In 1909 Rose Schneiderman, a worker in a New York City ladies’ garment factory, approached the factory foreman. He had been pinching the young women who worked for him and they were unhappy about it. Like most women at the time, they (being mostly young, recent immigrants and poor) believed their only option was to endure the abuse if they wanted to keep their jobs.
Schneiderman, however, confronted him. He, in turn, expressed surprise at their discomfort. “But they are like my children.” Schneiderman did not miss a beat. “Then they would prefer to be orphans.”
Sexual harassment, ranging from pinching to rape and other serious physical violence, has been a historical aspect of women’s work experience. Few workers had someone like Schneiderman to speak for them. The responses of perpetrators often reflected the surprise of this foreman (“I didn’t mean it that way”) or blamed the victim (“they asked for it”.)
The law ignored this aspect of women’s lives until after the Civil Rights legislation of 1964. Taking lessons from the Civil Rights Movement, women filed the first sexual harassment cases under Title VII of the Civil Rights Act. In 1972, Catharine McKinnon wrote Sexual Harassment in the Workplace in which she articulated what women were beginning to understand: that sexual harassment was more than just a pervasive and shared aspect of women’s experience. It went far beyond discomfort, or even fear for personal safety. It was a form of power that solidified work roles, effectively keeping women “in their place.” Sexual harassment maintained gender hierarchies in the world of work with economic implications for all women, cutting across race and class.
From agricultural fields to industrial sweatshops to construction sites to federal buildings; from Rose Schneiderman to Anita Hill, this has been an insidious reality of life. A friend recently noted, “In the seventies when I was beginning to work here in Fresno, we didn’t have any recourse. It [sexual harassment] happened and we just had to ‘suck it up.’”
But no more.
In April 1978, the Labor Department adopted the first regulations against harassment based on sex. In the ensuing years, the courts have overseen many cases and legislation has been enacted. Two years ago on September 30, Governor Schwarzenegger signed AB 1825, which requires all employers with more than 50 employees to provide two hours of training every two years for all supervisors. Sarah Reyes sponsored this bill, arguing that current laws did not do enough to eliminate sexual harassment from the workplace. The legislation went into full effect this year.
So why bring up the topic now? Why talk about the historical context of sexual harassment at all? We know it happened. We know that now there are laws to combat it. We get tired of hearing about it.
Because, as workplaces have begun to implement this training, I hear people state that they are afraid. Afraid to pat someone on the back for a job well done. Afraid to touch another person because the intent might be misconstrued. Afraid that some word or phrase they use might be heard as harassment.

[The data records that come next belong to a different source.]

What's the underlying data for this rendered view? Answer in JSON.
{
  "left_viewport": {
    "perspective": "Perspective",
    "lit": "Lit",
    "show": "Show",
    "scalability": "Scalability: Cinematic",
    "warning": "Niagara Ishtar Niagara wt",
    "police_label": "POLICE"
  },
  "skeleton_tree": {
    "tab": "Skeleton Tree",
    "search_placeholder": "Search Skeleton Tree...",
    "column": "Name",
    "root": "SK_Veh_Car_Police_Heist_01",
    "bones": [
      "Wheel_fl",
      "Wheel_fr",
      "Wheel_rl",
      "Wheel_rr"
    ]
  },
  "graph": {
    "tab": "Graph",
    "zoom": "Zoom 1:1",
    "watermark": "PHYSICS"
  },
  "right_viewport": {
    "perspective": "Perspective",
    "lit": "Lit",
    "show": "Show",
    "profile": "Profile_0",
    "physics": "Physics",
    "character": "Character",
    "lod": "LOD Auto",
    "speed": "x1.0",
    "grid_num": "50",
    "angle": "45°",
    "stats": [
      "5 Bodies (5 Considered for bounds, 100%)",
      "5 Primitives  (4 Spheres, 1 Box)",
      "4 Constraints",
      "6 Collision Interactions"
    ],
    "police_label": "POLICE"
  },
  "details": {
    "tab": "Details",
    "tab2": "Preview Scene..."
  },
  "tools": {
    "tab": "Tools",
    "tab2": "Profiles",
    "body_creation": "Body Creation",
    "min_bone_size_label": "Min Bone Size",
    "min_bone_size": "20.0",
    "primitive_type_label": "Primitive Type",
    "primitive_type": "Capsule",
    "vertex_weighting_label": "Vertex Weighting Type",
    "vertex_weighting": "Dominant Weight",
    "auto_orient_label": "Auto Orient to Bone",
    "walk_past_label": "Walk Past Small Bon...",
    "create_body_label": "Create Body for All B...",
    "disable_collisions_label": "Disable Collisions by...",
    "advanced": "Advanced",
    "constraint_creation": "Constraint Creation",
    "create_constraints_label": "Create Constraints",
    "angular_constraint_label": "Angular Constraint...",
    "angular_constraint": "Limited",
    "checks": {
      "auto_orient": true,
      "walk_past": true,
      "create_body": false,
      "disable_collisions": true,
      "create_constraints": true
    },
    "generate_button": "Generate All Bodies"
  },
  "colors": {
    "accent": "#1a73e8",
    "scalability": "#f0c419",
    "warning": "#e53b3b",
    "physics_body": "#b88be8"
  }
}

When the focus shifts to fears of false accusations, context is diminished or lost altogether. And for sexual harassment, as with most things, understanding context is vital. There is a history of workplace harassment and, more recently, a story of the struggle to provide legal recourse when harassment occurs.
The legislation and training that many decry has a reason for existence. Laws have been enacted because women lived in fear, degradation and economic depravation. These laws came about at great expense. Read about Maxine Mumford or Margaret Miller. Ask the Chicana Service Action Center in Los Angeles about the construction worker whose thumbs were smashed when she refused to “suck it up.”
It is important to know and understand the context out of which the laws grew. The need for laws on harassment did not drop out of nowhere. They have been enacted because women have known that their choices in the face of harassment were limited: accept it or suffer the consequences. Sexual harassment training is about making the workplace safe for everyone. Any fear someone might feel in the face of sexual harassment training is nothing compared to the fear that women endured.
AB1825 helps assure safety in the workplace for everyone. And if that means that people have to think twice before they pat someone on the back, then that’s how it is.
Hope Nisly is acquisitions librarian at Fresno Pacific University and is on the steering committee of the Reedley Peace Center.